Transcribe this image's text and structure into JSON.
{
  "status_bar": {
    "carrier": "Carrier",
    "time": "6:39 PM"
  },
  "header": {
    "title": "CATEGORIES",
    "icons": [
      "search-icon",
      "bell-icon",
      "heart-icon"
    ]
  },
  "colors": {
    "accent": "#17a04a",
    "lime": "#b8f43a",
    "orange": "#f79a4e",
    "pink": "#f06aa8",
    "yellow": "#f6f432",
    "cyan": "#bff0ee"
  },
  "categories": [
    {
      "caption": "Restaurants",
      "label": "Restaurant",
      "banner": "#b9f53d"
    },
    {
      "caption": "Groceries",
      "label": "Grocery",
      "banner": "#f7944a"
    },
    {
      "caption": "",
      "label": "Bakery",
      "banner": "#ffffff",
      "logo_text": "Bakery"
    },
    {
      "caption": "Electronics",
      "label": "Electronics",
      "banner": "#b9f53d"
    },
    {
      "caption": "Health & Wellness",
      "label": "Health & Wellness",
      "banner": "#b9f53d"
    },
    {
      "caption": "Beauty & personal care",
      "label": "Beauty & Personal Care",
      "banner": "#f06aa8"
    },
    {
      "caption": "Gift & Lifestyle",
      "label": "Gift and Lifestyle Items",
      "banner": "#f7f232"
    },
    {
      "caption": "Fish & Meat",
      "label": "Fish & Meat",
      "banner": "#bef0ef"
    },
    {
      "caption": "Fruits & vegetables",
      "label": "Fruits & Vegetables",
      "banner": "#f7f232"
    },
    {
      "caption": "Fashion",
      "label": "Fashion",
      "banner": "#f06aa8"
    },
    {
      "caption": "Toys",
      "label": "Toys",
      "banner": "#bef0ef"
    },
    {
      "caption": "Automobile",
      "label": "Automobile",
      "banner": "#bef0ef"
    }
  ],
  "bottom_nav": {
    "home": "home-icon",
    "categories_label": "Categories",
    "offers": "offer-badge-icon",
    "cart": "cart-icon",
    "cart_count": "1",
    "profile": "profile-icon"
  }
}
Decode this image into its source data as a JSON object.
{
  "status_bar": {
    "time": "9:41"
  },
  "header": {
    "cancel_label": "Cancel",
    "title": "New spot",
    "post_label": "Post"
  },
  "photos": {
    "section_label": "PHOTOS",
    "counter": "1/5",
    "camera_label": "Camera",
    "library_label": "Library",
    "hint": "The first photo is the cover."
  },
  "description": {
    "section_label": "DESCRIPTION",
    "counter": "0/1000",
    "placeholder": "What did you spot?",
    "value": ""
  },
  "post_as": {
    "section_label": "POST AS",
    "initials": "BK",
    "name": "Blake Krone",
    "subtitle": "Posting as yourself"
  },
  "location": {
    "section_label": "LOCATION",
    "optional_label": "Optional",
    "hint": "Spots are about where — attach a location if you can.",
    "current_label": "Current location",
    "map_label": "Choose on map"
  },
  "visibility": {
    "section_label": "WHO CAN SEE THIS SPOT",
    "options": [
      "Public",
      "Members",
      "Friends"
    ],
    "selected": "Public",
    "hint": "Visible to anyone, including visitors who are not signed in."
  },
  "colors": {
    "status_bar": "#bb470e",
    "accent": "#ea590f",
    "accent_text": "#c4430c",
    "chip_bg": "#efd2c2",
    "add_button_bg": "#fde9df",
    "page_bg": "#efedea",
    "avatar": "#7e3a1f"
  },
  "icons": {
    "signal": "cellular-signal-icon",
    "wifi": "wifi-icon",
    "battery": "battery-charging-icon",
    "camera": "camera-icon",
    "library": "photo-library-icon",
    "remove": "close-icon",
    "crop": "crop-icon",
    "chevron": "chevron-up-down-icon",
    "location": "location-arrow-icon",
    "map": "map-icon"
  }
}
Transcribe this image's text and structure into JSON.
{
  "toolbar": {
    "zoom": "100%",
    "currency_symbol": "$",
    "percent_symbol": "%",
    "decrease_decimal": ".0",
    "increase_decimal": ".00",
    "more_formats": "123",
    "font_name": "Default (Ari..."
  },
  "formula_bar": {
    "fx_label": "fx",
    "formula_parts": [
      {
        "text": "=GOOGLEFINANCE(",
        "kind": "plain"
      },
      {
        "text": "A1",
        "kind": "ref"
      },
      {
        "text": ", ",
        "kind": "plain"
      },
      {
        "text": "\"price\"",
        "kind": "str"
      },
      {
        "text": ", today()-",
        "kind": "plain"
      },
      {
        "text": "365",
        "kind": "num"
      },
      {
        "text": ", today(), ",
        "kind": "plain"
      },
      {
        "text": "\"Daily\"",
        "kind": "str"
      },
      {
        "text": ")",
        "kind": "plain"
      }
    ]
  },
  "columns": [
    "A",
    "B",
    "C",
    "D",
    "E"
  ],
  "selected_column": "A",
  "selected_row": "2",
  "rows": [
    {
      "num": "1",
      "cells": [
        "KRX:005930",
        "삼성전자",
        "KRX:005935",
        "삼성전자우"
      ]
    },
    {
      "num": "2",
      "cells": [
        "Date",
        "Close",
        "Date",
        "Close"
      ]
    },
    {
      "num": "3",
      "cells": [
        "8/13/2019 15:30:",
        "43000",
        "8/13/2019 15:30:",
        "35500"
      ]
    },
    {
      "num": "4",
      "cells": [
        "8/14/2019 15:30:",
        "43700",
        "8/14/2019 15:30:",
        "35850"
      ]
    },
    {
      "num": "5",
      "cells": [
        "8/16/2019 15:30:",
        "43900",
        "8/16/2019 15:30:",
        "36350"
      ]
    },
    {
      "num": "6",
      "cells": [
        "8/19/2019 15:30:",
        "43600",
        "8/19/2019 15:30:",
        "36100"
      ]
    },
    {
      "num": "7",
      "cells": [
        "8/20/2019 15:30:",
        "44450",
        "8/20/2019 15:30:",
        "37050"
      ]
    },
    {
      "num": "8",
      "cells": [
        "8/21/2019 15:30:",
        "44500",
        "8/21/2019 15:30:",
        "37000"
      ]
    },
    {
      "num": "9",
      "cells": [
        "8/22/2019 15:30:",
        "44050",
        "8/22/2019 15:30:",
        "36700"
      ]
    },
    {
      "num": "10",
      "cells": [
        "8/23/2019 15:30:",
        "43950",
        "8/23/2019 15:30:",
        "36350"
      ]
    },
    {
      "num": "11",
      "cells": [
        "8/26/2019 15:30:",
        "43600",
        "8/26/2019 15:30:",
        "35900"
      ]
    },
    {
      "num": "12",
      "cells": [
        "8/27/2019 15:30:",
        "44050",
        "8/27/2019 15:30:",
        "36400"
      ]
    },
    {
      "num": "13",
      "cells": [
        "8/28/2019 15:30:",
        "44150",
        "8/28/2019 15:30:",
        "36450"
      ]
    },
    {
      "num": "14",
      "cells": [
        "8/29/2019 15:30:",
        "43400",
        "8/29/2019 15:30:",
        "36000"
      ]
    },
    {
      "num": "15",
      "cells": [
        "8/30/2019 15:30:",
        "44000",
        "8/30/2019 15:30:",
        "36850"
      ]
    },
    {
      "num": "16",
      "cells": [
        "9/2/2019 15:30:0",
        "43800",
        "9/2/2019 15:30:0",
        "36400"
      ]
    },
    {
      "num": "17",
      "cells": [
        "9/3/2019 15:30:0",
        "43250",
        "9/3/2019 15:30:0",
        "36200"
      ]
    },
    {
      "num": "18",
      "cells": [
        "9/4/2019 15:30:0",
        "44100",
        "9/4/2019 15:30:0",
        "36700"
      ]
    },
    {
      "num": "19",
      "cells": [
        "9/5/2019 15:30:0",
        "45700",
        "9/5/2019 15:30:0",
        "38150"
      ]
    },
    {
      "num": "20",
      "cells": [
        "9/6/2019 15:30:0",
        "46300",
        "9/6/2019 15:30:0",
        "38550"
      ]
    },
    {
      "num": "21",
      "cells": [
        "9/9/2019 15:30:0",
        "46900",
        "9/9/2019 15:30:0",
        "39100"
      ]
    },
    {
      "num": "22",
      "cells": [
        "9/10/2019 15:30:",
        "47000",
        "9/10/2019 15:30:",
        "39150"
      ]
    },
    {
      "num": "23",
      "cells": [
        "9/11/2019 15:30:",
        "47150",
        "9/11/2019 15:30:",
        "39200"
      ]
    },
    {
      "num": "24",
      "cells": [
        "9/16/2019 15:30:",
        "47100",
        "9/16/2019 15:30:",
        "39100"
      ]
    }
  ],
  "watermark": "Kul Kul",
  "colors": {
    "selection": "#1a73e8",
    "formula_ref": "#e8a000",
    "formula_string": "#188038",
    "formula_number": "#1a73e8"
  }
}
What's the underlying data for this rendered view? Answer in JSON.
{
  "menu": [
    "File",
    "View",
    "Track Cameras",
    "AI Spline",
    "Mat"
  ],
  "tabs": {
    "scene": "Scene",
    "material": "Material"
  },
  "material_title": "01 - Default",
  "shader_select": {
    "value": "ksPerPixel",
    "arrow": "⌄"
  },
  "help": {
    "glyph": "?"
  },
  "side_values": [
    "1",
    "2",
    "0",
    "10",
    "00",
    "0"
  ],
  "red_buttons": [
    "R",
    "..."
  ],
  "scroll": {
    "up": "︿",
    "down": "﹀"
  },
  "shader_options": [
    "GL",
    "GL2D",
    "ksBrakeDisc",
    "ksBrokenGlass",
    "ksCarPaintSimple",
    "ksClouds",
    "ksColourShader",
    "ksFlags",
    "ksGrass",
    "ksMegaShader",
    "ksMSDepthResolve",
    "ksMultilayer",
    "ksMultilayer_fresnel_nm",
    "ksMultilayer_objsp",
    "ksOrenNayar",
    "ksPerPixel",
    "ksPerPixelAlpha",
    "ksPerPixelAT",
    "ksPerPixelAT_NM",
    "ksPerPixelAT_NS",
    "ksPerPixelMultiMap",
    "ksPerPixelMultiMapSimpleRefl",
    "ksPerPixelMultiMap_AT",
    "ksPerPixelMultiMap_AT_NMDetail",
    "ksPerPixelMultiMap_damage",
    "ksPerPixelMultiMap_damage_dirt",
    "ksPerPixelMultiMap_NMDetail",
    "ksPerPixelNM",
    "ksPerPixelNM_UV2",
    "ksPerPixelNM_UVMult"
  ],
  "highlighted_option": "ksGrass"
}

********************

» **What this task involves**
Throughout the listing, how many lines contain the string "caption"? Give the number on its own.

» **Exercise output**
12